Monday, August 30, 2010

Upcycled Baby Food Jars (A Craft Project!)

It is currently 94 degrees at my sunny Virginia home, and I am inside wearing long sleeves and long pants, socks and shoes, because it is all I can do to keep from scratching at the excessive amount of mosquito bites I received over the weekend. Ahhhhh nature. Have any anti-itch remedies? I've heard that toothpaste works well, but you don't necessarily want to use it because of the flouride content getting into your bloodstream(which is the same reason you spit it out instead of swallowing it). I'm really looking forward to my husband coming home with some Benadryl. Thank God for modern medicine, and for not placing me on this earth 100+ years ago.
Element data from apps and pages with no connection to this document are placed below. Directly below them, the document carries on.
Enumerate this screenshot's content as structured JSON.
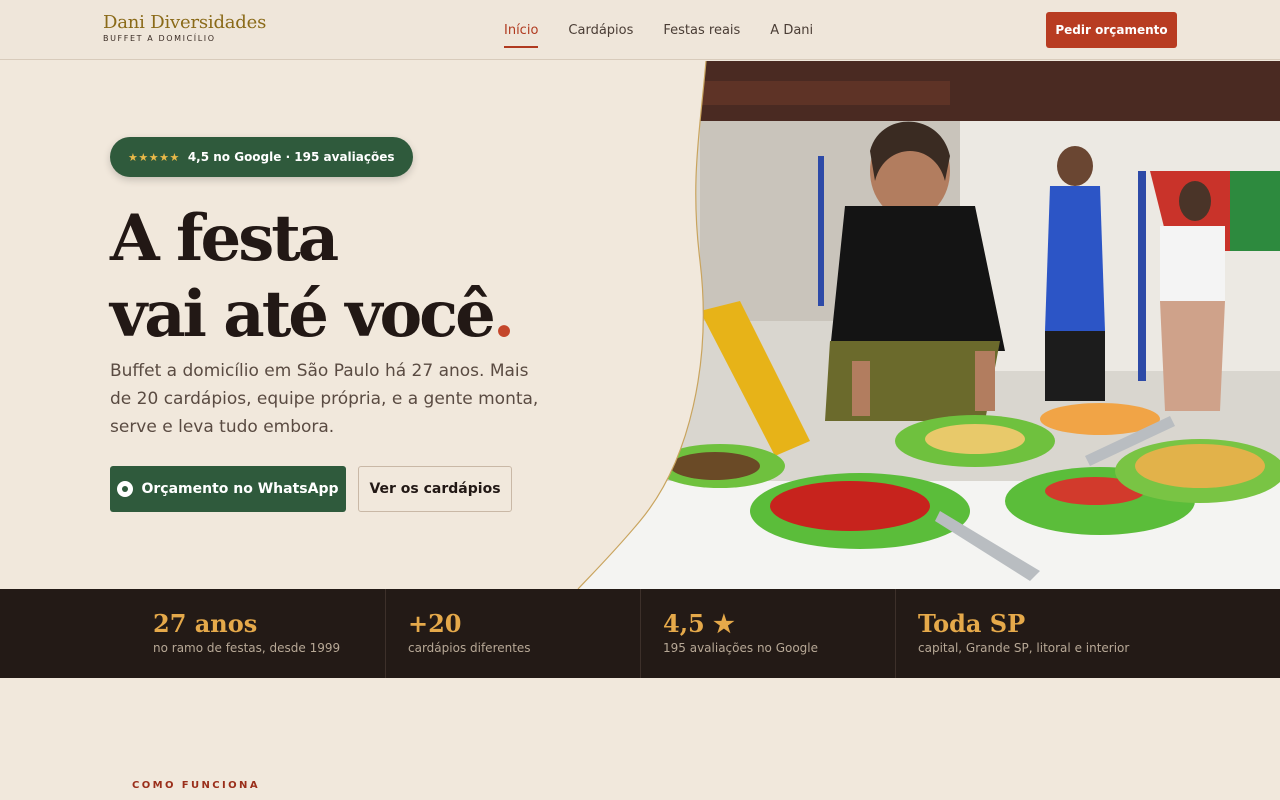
{
  "brand": {
    "name": "Dani Diversidades",
    "tagline": "BUFFET A DOMICÍLIO"
  },
  "nav": {
    "items": [
      {
        "label": "Início",
        "active": true
      },
      {
        "label": "Cardápios",
        "active": false
      },
      {
        "label": "Festas reais",
        "active": false
      },
      {
        "label": "A Dani",
        "active": false
      }
    ],
    "cta_label": "Pedir orçamento"
  },
  "hero": {
    "badge": {
      "stars": "★★★★★",
      "text": "4,5 no Google · 195 avaliações"
    },
    "title_line1": "A festa",
    "title_line2": "vai até você",
    "title_dot": ".",
    "lead": "Buffet a domicílio em São Paulo há 27 anos. Mais de 20 cardápios, equipe própria, e a gente monta, serve e leva tudo embora.",
    "primary_button": "Orçamento no WhatsApp",
    "secondary_button": "Ver os cardápios"
  },
  "stats": [
    {
      "value": "27 anos",
      "label": "no ramo de festas, desde 1999"
    },
    {
      "value": "+20",
      "label": "cardápios diferentes"
    },
    {
      "value": "4,5 ★",
      "label": "195 avaliações no Google"
    },
    {
      "value": "Toda SP",
      "label": "capital, Grande SP, litoral e interior"
    }
  ],
  "next_section_label": "COMO FUNCIONA",
  "colors": {
    "background": "#f1e8dc",
    "accent_red": "#b83c22",
    "accent_green": "#2f5a3c",
    "gold": "#e5a94a",
    "dark": "#231a16"
  }
}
Yesterday afternoon I was feeling slightly more motivated than usual and decided to upcycle some baby food jars. Upcycling is a type of recycling that consists of turning something disposable (like used baby food jars) into something of higher value. I'm a huge fan of recycling and keeping the world a greener place, so most of our jars end up at the local recycling center, but baby food jars can be used for so many things! Yesterday I decided to upcycle and repurpose a few. Here's a fun and super easy project that can be done in minutes with a few simple items. A great project to do with kids, too!
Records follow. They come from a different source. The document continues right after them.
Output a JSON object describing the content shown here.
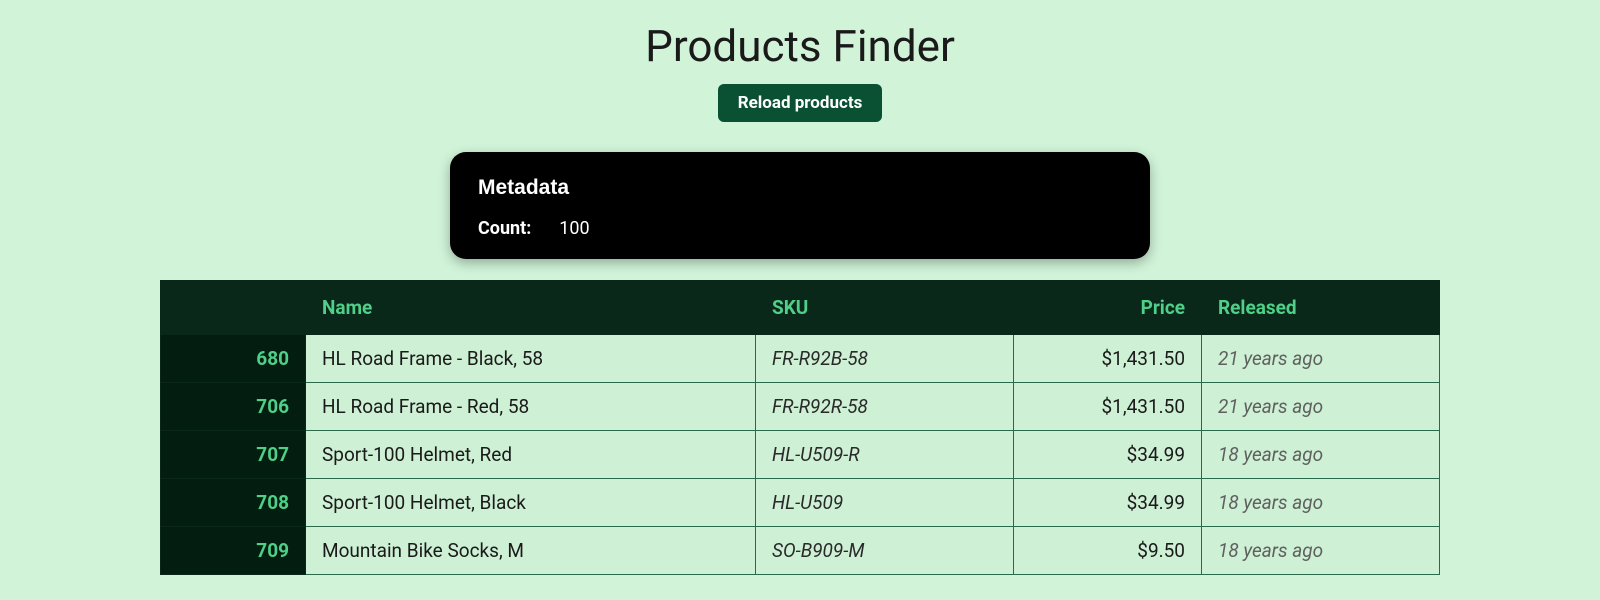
{
  "header": {
    "title": "Products Finder",
    "reload_label": "Reload products"
  },
  "metadata": {
    "title": "Metadata",
    "count_label": "Count:",
    "count_value": "100"
  },
  "table": {
    "headers": {
      "id": "",
      "name": "Name",
      "sku": "SKU",
      "price": "Price",
      "released": "Released"
    },
    "rows": [
      {
        "id": "680",
        "name": "HL Road Frame - Black, 58",
        "sku": "FR-R92B-58",
        "price": "$1,431.50",
        "released": "21 years ago"
      },
      {
        "id": "706",
        "name": "HL Road Frame - Red, 58",
        "sku": "FR-R92R-58",
        "price": "$1,431.50",
        "released": "21 years ago"
      },
      {
        "id": "707",
        "name": "Sport-100 Helmet, Red",
        "sku": "HL-U509-R",
        "price": "$34.99",
        "released": "18 years ago"
      },
      {
        "id": "708",
        "name": "Sport-100 Helmet, Black",
        "sku": "HL-U509",
        "price": "$34.99",
        "released": "18 years ago"
      },
      {
        "id": "709",
        "name": "Mountain Bike Socks, M",
        "sku": "SO-B909-M",
        "price": "$9.50",
        "released": "18 years ago"
      }
    ]
  }
}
The supply list:
  1. Mod Podge = the world's greatest all-in-one crafting glue. This stuff is genius and can be used for almost anything. The term "Mod Podge" stands for "Modern Decoupage" and this item should be an item on every crafter's list. I have used it on everything from wooden decoupage to sealing fully finished puzzles to be framed. A good sized jar retails for about $6-$8 and can be found most craft stores like Michael's.
  2. Baby food jars. Any jar will work really, depending on what size you like!
  3. A single piece of tissue paper. Any tissue paper will work. You can cut clean lines or, as I prefer, just rip random pieces and use whatever abstract pieces you come up with.
  4. Paintbrush for Mod Podge
  5. Curious kitty not required.
Basically all you do is paint some Mod Podge on the jar, lay down your tissue, and paint some Mod Podge over top! It's not rocket science so I can hardly take credit for this project.

Here are how mine turned out. Great for pens, pencils, spoons, buttons, paper clips, anything you want! Keep the lids and create a bank for your child, or fill with beans to create a musical shaker.




1 comment:

  1. These look neat! Great job, love the colors.

    ReplyDelete